Now, let’s say that the credit card companies get even more nervous. This time, they cut your available credit line in half, which triggers an alert to Equifax, Trans Union, and Experian. The credit card companies, in turn, jack up your interest rate to 35%.
Your monthly credit card payment just spiked by $50, and –even if you spent nothing in month 13–your credit card debt has only gone down by $50, and that is in spite of paying over $400 to the credit card companies.
Right now, if you drastically cut your spending and apply the surplus to your credit cards, you can still win here.
But wait…let’s say you want to keep your lifestyle. You have lots of equity on your house, and feel like you can get a better situation if you took a Home Equity Line of Credit (HELOC). Let’s assume you do this, and wipe out your credit card debt. Let’s assume your HELOC is $25,000, which gives you an extra $12,000 to spend.

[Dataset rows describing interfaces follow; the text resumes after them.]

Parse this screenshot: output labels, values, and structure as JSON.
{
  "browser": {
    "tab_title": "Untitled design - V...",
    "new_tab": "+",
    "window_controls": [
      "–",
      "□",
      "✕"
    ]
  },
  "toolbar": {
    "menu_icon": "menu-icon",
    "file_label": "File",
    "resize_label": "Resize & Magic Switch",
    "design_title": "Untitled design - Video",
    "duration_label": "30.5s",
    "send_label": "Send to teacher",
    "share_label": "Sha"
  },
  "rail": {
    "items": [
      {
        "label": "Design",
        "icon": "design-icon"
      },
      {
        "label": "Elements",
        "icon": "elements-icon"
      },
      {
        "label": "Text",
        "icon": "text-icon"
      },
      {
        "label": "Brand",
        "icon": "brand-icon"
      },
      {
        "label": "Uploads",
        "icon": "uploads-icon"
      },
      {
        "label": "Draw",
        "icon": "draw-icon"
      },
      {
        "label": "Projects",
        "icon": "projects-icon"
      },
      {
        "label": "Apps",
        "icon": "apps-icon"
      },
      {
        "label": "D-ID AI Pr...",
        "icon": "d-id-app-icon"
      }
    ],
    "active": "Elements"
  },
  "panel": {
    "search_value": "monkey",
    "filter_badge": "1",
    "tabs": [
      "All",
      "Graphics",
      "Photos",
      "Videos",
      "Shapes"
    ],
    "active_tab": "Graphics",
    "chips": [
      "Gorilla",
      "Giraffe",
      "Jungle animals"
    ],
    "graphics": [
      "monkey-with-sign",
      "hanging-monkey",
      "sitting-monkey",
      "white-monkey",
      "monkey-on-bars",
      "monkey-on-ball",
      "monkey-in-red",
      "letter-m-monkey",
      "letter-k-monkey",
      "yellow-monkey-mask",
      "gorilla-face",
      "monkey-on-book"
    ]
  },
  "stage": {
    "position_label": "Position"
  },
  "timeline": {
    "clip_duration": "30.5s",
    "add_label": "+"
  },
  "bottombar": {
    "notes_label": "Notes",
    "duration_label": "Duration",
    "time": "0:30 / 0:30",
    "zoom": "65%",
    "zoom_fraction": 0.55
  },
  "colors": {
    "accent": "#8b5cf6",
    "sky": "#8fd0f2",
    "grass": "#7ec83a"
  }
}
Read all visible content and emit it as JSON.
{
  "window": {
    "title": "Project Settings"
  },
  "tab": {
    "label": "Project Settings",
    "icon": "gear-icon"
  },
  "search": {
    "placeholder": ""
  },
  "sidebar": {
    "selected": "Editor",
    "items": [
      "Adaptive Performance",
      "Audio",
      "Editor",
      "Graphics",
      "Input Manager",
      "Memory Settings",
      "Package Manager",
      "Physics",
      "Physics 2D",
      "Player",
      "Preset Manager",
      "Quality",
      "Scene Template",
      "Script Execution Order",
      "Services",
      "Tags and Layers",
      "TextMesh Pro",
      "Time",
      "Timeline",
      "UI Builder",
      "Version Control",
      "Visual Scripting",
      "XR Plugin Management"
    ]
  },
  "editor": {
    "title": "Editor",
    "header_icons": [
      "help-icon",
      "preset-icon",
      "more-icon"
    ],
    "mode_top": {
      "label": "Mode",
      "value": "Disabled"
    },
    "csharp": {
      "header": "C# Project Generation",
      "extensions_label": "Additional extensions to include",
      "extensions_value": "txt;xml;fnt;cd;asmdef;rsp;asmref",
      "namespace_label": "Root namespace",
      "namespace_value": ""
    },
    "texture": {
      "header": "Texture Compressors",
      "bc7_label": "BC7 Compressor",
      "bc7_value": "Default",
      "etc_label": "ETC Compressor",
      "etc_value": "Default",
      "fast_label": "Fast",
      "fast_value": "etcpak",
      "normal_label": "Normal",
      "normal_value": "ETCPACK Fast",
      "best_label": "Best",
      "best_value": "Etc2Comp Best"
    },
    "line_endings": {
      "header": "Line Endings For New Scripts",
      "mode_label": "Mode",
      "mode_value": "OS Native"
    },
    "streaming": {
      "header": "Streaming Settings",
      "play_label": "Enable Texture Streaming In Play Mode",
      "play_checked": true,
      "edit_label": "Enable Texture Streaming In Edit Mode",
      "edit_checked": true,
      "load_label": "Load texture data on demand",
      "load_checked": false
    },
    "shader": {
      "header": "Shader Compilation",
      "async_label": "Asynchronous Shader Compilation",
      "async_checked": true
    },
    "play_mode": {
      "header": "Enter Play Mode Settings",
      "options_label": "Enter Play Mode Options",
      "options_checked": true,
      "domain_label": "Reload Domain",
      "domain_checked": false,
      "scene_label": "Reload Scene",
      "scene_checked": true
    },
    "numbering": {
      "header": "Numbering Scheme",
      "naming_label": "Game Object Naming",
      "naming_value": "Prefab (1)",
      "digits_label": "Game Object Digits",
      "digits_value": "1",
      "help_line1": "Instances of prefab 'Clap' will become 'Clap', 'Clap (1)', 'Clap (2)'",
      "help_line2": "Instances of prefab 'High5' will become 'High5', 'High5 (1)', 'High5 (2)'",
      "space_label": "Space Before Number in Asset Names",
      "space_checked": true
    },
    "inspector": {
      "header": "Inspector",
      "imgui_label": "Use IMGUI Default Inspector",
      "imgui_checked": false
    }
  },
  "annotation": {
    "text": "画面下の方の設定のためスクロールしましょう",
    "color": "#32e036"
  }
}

The credit card companies are suddenly happy, you are euphoric, and are now ready to spend like Elton John on a manic streak. You keep spending, your interest rates are low–let’s assume 12% for the HELOC.
At the end of the next year, your available HELOC credit is down to under $9,000.
Let’s also assume, because you are spending like Elton John on a manic streak, you also run up your cleaned-up credit cards. Let’s assume you run up $500 in additional spending at 35% interest, making minimum payments.
In 12 short months, you now have over $5,300 in credit card debt, in addition to over $16,000 in HELOC debt. Your consumer debt now exceeds $21,000 WHERE JUST TWO YEARS AGO IT WAS ONLY $10,000!!!
You might think, “So what? I’m bringing in plenty of income to service that debt and then some!”
Well, let’s say that the following things come down hard:
(1) the housing market collapses, and home values plummet 20% in your area.
(2) The mortgage company sees this, and puts a halt on your HELOC.
(3) The credit card companies become concerned that you are running up debt, so they cut your credit line and even shut down your account. They also jack up your interest rate to 40%.
(4) Because of the larger credit contraction, you lose your job. You are now bringing in $0 per month. You have 3 months worth of savings.
You respond by panicking.
You attempt to sell your house. Trouble is, you are now upside down on it. You owe $180,000, but your house can’t get $150,000. You will need to either (a) find a way to make the difference, (b) find a way to stay in the house, (c) do a short sale, or (d) punt and take a foreclosure.
Three months pass by…
You are still jobless, your credit cards are now past due. Your credit score is now shot to hell. If you cannot get a quick resolution, you are facing Chapter 7.
This is government, except for one thing: they have been printing their own money to service the debt–and expand the economy–while hoping things will get better.
Unfortunately, as Denninger and Vox have pointed out, this is not happening. The deleveraging is happening, and all the “stimulus” and “bailout” and “homebuyer credits” and “cash for clunkers” and “stimulus” programs, have failed to restart the economy.
Meanwhile, foreign creditors are now getting squeamish about buying our debt–just like the credit card and mortgage companies cutting off the HELOC and credit card accounts. The Fed has been playing a shell game, printing money that might as well be pulled from a Monopoly game board.
But the economy has not restarted. This is because the debt is not producing output sufficient that investors can have confidence in the debt that is in the system.
No amount of federal guarantees, stimuli, or bailouts, can change that reality.
Now, you can put your home and dreams on the shoulders of our Great Messiah The Holy Obama of Nairobi, who sitteth in the Oval Office, if you wish. And if you do this, he might even reward you with a federal job.
That will do you no good when the money fails, however.
The only remaining issue is when the reckoning will happen. The Austrian Schoolers have been harping on this problem for decades, and we now appear to be out of room to expand.
I say this as our government apparatus has become to bloated for taxpayers to service.